recrudescence (1383489) writes "HumbleBundle, a Previously-100%-DRM-free games (and not only) website, promoting indie developers via regular, pay-what-you-want events, has now started introducing restrictions on what users can do with their purchases. HumbleBundle gained popularity over other similar schemes, partly due to its policy that all content included in bundles should be DRM-free, and run on all three major desktop operating systems (i.e. including Linux). In their latest bundle, they introduced a new 'accounts' feature, which irreversibly links all past purchases with that account, rendering previously open key pages inactive. In other words, you can no longer share a bundle with a friend. While this isn't as restrictive as, say, Steam, (a game can still be downloaded by the account holder, then transferred, for instance), it is a surprising move for an organisation whose business model relies on good-will and trust; restricting access rights in this way is more likely to alienate users, and hurt HumbleBundle's business model, rather than secure it." Link to Original Source top
recrudescence (1383489) writes "If you're anything like me, you will have bought from Humble Bundle many times, with the main intention of sharing with your friends you know would never buy directly themselves, and would miss out on discovering amazing indie games. You will also have paid for this from linux, which means you probably paid more than the average buyer would have paid (certainly more than the $0.01 my friend would have paid *if* they decided to buy at all). I loved the humble bundle for this. I'm sure my friends have bought their own keys when they felt they wanted the bundle themselves, or wanted to help out etc. But I was very appreciative of the freedom to share; legally and in a friendly manner, without shoving a 'gift' on someone's face — it's far easier to offer by saying 'feel free to check it out', rather than 'here, I paid this for you', which creates a feeling of awkwardness and obligation, especially when there's no special occasion to justify it. Not anymore. Humble Bundle just introduced 'accounts'. Think it's a good idea? Once you sign up, all your keys get associated with your account, and you can never visit the page again unless you log in. So no more sharing. Also, THERE IS NO [obvious] WAY TO DEACTIVATE THE ACCOUNT to undo this change. I don't know about you, but this feels like DRM to me; I am no longer free to share what I legally own, and bought at the time under the assumption I can share if I want to, without giving full access to my account and password. I can honestly say I am less inclined to buy from Humble Bundle again now; it was never about the price anyway. I liked buying from them because the trust thing felt good, and I felt like I supported Linux, EFF, DRM-freeness and indie devs in the process with purchases I would otherwise not have been inclined to make. Now it's just another shop I don't need." Link to Original Source top
recrudescence (1383489) writes "Desura, the popular digital game distribution platform with a slight bias towards Mods and Indie games, now offers a proper linux client, and has also started featuring some open source games among its offerings (such as Neverball). While online shops offering a decent selection of linux games already exist (such as lin-app.com and penguspy.com) this is the first digital distribution 'platform' to offer a dedicated linux selection. Is it a matter of time before Steam follows with their long-rumoured linux client?" Link to Original Source top

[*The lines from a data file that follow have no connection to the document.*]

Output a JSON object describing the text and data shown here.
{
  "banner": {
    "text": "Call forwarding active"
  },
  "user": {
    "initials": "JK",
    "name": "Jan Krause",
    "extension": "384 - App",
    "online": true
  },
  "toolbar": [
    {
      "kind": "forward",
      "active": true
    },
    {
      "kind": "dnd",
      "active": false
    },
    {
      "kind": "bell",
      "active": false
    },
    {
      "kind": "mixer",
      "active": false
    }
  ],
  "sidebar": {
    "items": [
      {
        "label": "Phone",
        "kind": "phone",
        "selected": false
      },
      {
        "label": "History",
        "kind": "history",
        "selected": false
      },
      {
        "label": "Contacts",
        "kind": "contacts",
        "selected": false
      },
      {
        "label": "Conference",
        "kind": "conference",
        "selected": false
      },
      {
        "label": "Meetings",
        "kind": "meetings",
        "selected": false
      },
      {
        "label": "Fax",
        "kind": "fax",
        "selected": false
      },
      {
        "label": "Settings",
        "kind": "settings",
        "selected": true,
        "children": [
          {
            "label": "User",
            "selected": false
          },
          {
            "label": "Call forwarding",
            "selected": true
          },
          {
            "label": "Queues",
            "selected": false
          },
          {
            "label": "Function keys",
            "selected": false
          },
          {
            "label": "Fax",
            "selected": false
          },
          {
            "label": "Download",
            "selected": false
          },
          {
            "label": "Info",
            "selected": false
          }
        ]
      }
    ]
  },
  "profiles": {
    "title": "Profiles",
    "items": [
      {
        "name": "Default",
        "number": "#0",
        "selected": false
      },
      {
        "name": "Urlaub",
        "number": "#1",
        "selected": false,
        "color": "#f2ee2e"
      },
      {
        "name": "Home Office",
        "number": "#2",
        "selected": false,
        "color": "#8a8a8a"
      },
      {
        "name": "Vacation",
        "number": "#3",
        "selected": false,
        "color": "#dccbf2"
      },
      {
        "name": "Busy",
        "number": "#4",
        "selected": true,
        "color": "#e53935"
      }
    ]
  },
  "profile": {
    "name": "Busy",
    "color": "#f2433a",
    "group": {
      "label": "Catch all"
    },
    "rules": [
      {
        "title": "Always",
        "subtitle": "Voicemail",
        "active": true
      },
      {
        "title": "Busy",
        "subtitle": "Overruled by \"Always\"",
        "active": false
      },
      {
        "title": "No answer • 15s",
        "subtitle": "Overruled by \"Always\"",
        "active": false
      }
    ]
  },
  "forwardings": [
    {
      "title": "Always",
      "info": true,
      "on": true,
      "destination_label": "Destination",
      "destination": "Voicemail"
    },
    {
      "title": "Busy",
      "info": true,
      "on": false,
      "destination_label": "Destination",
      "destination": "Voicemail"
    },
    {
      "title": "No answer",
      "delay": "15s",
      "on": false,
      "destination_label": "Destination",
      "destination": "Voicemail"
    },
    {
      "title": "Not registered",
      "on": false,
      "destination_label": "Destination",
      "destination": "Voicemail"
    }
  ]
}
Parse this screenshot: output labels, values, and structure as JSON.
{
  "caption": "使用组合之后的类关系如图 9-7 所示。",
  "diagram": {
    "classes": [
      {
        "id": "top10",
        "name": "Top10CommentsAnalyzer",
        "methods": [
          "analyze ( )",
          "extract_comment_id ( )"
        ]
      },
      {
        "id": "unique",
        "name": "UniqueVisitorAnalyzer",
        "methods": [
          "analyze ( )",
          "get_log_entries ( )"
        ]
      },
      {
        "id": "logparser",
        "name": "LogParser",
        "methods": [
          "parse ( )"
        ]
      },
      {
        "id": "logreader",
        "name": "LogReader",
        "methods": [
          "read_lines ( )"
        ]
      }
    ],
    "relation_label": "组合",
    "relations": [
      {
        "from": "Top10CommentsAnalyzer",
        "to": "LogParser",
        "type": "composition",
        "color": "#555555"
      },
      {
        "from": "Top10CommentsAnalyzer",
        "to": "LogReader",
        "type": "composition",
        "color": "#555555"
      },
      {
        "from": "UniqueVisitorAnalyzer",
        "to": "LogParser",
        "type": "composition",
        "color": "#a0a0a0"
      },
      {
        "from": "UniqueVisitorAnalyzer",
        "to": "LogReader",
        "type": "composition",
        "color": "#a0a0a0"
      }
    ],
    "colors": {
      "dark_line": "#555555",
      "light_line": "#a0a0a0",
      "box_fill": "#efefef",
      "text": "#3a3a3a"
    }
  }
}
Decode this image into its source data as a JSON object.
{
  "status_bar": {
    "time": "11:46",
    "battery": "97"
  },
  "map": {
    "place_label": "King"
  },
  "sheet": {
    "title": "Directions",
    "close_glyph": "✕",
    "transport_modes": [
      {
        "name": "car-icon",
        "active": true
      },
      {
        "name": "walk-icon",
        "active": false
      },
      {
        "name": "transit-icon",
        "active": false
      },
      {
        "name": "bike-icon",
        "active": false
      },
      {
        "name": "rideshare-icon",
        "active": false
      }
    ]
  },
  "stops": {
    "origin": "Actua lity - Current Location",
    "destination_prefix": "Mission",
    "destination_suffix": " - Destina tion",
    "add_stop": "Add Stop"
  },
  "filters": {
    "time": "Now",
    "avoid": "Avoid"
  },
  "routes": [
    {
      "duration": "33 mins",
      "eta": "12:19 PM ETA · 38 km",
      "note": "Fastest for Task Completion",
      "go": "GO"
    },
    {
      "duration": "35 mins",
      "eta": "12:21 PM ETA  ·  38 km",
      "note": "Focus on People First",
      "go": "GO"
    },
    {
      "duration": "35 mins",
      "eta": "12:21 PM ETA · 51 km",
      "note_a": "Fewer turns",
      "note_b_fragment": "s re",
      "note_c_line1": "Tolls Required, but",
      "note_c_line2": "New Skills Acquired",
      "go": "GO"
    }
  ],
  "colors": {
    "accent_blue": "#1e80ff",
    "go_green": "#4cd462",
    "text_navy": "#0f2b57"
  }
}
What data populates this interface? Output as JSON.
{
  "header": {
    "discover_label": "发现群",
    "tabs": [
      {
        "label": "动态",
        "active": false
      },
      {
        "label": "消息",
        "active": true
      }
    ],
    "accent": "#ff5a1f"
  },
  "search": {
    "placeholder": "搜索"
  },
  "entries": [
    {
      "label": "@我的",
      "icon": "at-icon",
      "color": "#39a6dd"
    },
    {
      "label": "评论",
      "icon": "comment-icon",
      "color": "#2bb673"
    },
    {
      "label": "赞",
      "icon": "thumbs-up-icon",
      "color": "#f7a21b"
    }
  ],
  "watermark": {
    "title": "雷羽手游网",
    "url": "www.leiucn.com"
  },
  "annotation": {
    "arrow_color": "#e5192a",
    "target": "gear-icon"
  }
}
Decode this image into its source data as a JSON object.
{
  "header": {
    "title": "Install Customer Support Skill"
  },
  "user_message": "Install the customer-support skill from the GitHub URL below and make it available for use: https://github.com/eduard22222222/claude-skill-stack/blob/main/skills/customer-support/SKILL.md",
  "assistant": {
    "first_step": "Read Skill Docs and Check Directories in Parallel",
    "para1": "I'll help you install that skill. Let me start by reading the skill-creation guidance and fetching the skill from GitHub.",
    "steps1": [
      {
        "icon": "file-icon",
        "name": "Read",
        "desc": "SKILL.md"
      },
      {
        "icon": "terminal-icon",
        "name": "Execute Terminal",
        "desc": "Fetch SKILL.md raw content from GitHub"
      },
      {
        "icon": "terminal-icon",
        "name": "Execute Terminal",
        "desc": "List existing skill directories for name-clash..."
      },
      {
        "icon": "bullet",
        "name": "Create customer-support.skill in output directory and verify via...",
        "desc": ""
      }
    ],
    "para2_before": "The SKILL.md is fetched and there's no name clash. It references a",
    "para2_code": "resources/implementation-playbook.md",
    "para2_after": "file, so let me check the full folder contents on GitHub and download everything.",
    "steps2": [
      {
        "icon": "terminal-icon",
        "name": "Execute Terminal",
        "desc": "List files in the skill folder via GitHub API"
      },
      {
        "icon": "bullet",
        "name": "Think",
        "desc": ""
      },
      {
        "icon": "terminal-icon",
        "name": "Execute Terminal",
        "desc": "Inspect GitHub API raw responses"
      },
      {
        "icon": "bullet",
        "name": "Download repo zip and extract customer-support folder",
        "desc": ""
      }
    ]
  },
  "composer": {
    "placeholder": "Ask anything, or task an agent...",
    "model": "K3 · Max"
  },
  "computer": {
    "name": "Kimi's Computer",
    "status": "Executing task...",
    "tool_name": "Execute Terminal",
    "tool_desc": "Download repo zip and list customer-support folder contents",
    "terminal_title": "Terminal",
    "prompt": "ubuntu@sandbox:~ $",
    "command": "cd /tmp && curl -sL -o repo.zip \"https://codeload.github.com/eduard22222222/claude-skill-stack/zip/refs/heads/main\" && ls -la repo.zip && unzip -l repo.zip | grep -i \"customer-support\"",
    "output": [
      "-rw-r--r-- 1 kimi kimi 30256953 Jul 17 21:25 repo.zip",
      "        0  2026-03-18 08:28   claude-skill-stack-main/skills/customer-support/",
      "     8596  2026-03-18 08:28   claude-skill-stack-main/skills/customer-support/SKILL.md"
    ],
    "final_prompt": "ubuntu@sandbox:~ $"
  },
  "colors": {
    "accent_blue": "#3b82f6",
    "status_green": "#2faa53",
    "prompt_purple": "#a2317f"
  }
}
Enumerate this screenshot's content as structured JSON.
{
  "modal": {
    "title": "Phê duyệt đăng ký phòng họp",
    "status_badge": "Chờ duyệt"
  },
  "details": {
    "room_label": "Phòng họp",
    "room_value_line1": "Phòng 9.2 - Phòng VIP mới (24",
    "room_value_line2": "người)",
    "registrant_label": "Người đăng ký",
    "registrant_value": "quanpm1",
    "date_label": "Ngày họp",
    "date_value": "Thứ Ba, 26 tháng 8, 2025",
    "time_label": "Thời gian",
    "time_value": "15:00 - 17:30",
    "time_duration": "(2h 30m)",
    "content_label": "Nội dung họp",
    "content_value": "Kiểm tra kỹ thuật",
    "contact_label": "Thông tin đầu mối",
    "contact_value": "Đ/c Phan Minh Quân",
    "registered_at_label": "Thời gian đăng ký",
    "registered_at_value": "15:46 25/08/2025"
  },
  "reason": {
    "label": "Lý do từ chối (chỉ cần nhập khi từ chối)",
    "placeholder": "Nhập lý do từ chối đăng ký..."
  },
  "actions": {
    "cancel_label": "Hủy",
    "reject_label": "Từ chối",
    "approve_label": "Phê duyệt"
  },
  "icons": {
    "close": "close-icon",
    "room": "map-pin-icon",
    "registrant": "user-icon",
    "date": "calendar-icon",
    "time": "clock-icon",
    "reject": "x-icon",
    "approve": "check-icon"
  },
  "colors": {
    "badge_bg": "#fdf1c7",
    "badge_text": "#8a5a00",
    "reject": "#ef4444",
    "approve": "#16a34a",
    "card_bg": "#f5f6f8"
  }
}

Hot multi-OS switching - why haven't other develop
recrudescence (1383489) writes "Desura, the popular Digital Distribution Service with a particular focus on mods and indie games, has responded to recent polls on its website indicating overwhelming demand for a linux client, and seems to have taken this on board. How could this transform the gaming scene for linux and the industry in general?" Link to Original Source top
recrudescence (1383489) writes "I'm a computer and linux enthusiast who has just made a big leap from medicine into a masters degree in advanced computing. However, I am a bit disapointed by the recommended textbooks for programming in our course. Furthermore, I find it easier to learn from online tutorials, as the learning experience they offer can be very different, whether they are interactive or not. For instance, I found the Really Big Index and Learn Prolog Now! websites extremely useful. I haven't really come across a nice, simple tutorial site for C/C++. What are some of the best websites that worked for you in your respective programming languages? And also, what other resources would you recommend to budding programmers?"